If you repaired a car remote or just changed the battery, you might wonder if the remote really works as a RF transmitter.  Here's an easy way to check basic operation.

Things needed:  Oscilloscope, scope probe, germanium diode (more on the diode later)

Make a loop with the ground wire.  Connect the diode with cathode towards the probe tip.  Set the scope for about 200mV per vertical division and 100msec per horizontal division.  Free run or roll mode are helpful during scope setup.

Put the car remote inside the loop.  Arm the scope and push the button.
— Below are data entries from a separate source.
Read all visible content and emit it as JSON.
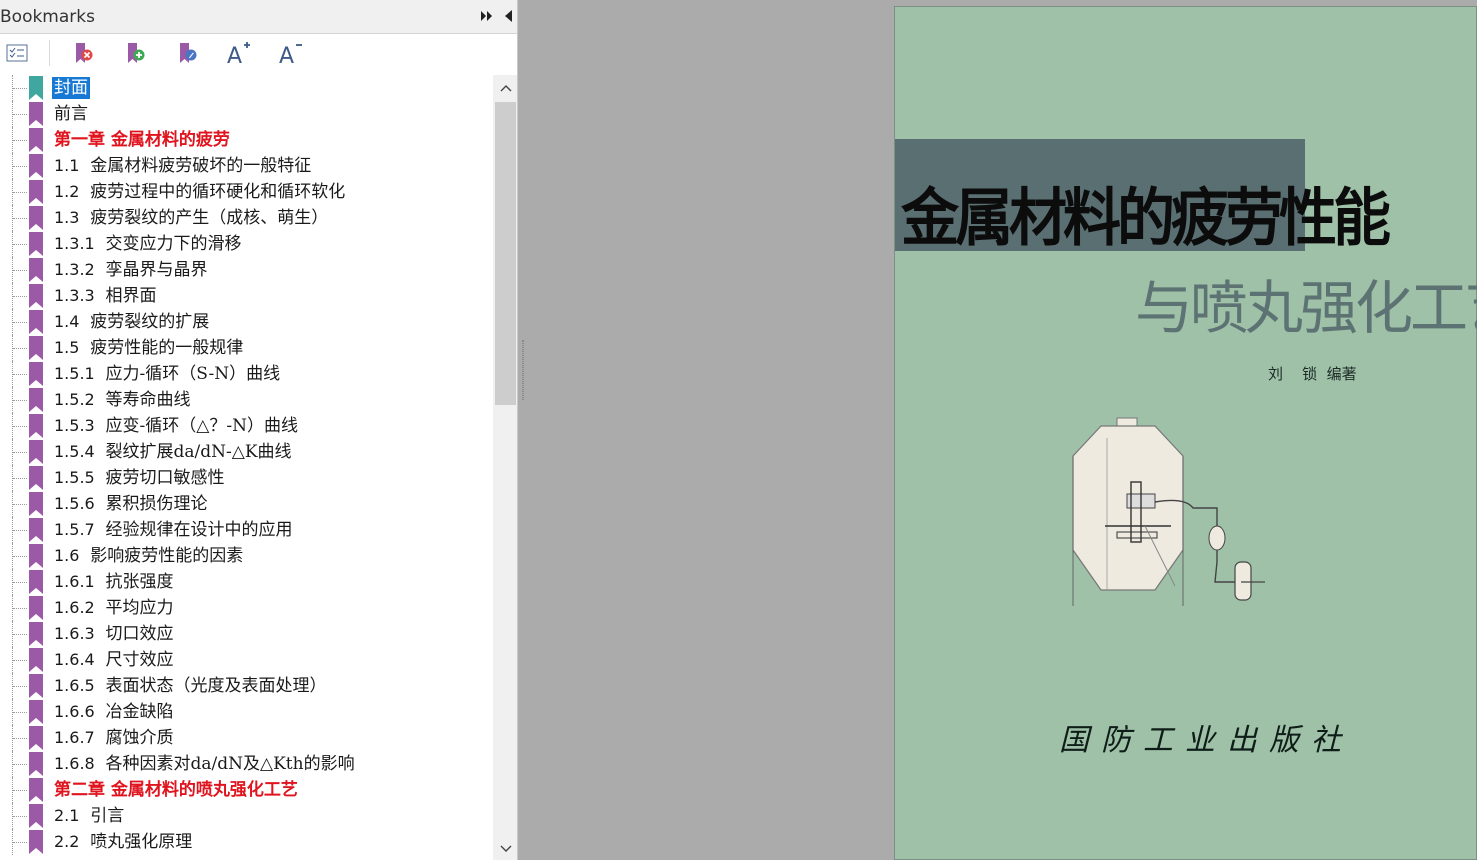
{
  "panel": {
    "title": "Bookmarks",
    "header_buttons": [
      "expand-icon",
      "collapse-panel-icon"
    ],
    "toolbar": [
      "bookmark-options-icon",
      "delete-bookmark-icon",
      "add-bookmark-icon",
      "bookmark-properties-icon",
      "increase-font-icon",
      "decrease-font-icon"
    ],
    "colors": {
      "bookmark_icon": "#9b5aa6",
      "bookmark_selected_icon": "#3fa6a0",
      "chapter_text": "#e0141e",
      "selection": "#1779d4"
    }
  },
  "bookmarks": [
    {
      "num": "",
      "text": "封面",
      "kind": "selected"
    },
    {
      "num": "",
      "text": "前言",
      "kind": "normal"
    },
    {
      "num": "",
      "text": "第一章  金属材料的疲劳",
      "kind": "chapter"
    },
    {
      "num": "1.1",
      "text": "金属材料疲劳破坏的一般特征",
      "kind": "normal"
    },
    {
      "num": "1.2",
      "text": "疲劳过程中的循环硬化和循环软化",
      "kind": "normal"
    },
    {
      "num": "1.3",
      "text": "疲劳裂纹的产生（成核、萌生）",
      "kind": "normal"
    },
    {
      "num": "1.3.1",
      "text": "交变应力下的滑移",
      "kind": "normal"
    },
    {
      "num": "1.3.2",
      "text": "孪晶界与晶界",
      "kind": "normal"
    },
    {
      "num": "1.3.3",
      "text": "相界面",
      "kind": "normal"
    },
    {
      "num": "1.4",
      "text": "疲劳裂纹的扩展",
      "kind": "normal"
    },
    {
      "num": "1.5",
      "text": "疲劳性能的一般规律",
      "kind": "normal"
    },
    {
      "num": "1.5.1",
      "text": "应力-循环（S-N）曲线",
      "kind": "normal"
    },
    {
      "num": "1.5.2",
      "text": "等寿命曲线",
      "kind": "normal"
    },
    {
      "num": "1.5.3",
      "text": "应变-循环（△？-N）曲线",
      "kind": "normal"
    },
    {
      "num": "1.5.4",
      "text": "裂纹扩展da/dN-△K曲线",
      "kind": "normal"
    },
    {
      "num": "1.5.5",
      "text": "疲劳切口敏感性",
      "kind": "normal"
    },
    {
      "num": "1.5.6",
      "text": "累积损伤理论",
      "kind": "normal"
    },
    {
      "num": "1.5.7",
      "text": "经验规律在设计中的应用",
      "kind": "normal"
    },
    {
      "num": "1.6",
      "text": "影响疲劳性能的因素",
      "kind": "normal"
    },
    {
      "num": "1.6.1",
      "text": "抗张强度",
      "kind": "normal"
    },
    {
      "num": "1.6.2",
      "text": "平均应力",
      "kind": "normal"
    },
    {
      "num": "1.6.3",
      "text": "切口效应",
      "kind": "normal"
    },
    {
      "num": "1.6.4",
      "text": "尺寸效应",
      "kind": "normal"
    },
    {
      "num": "1.6.5",
      "text": "表面状态（光度及表面处理）",
      "kind": "normal"
    },
    {
      "num": "1.6.6",
      "text": "冶金缺陷",
      "kind": "normal"
    },
    {
      "num": "1.6.7",
      "text": "腐蚀介质",
      "kind": "normal"
    },
    {
      "num": "1.6.8",
      "text": "各种因素对da/dN及△Kth的影响",
      "kind": "normal"
    },
    {
      "num": "",
      "text": "第二章  金属材料的喷丸强化工艺",
      "kind": "chapter"
    },
    {
      "num": "2.1",
      "text": "引言",
      "kind": "normal"
    },
    {
      "num": "2.2",
      "text": "喷丸强化原理",
      "kind": "normal"
    }
  ],
  "document": {
    "cover": {
      "title": "金属材料的疲劳性能",
      "subtitle": "与喷丸强化工艺",
      "author": "刘    锁  编著",
      "publisher": "国防工业出版社",
      "colors": {
        "background": "#9ec1a8",
        "title_band": "#5a6f72"
      }
    }
  }
}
A strong burst of pulses is visible.  It's about 3.8V (demodulated) and 180msec wide for the VW remote.

Digital data is visible when zoomed into the later part of the burst.

Similar test for a Subaru remote.  Only 352mV detected in this test setup.  This remote operates at a higher frequency, so the detected signal is smaller.

That Diode:

Multiple diodes were tried.  The only one that worked well was a classic germanium diode, 40-50 years old.  Maybe 1N270 type, but the part was not marked.  Glass germanium parts are still available from surplus and hobby electronics sellers.

A rectifier diode, 1N4004, gave no signal.  It is too big and slow.

A silicon switching diode, 1N4148, gave a very weak signal.  Maybe the Vfwd is too high.

A signal Schottky might work, but this wasn't available from the parts bin.

The silicon diode might have worked better with some DC bias and coupling, but then it's not a simple test setup.


The car remotes operate at 315 or 433.9 MHz.  This is too high for direct measurement by an ordinary oscilloscope.  The diode acts as an AM demodulator to detect the pulse modulated signal.

The loop and diode worked best at 315MHz.  It worked OK at 433.9MHz, but the signal level was lower.  This might be related to the loop.  The loop has a small inductance and this will resonate with the capacitance at the probe tip.  433MHz is probably farther above that resonant frequency, so coupling is poor, even at close range.

Frequency Lookup:

It's possible to look up the frequency of a car remote from the FCC ID.

Brand Applicant Name FCC ID Lower Frequency In MHz
Subaru Tohoku Alps Co Ltd NHVWB1U711 433.92
Ram Truck BCS Access Systems US LLC GQ4-53T 433.9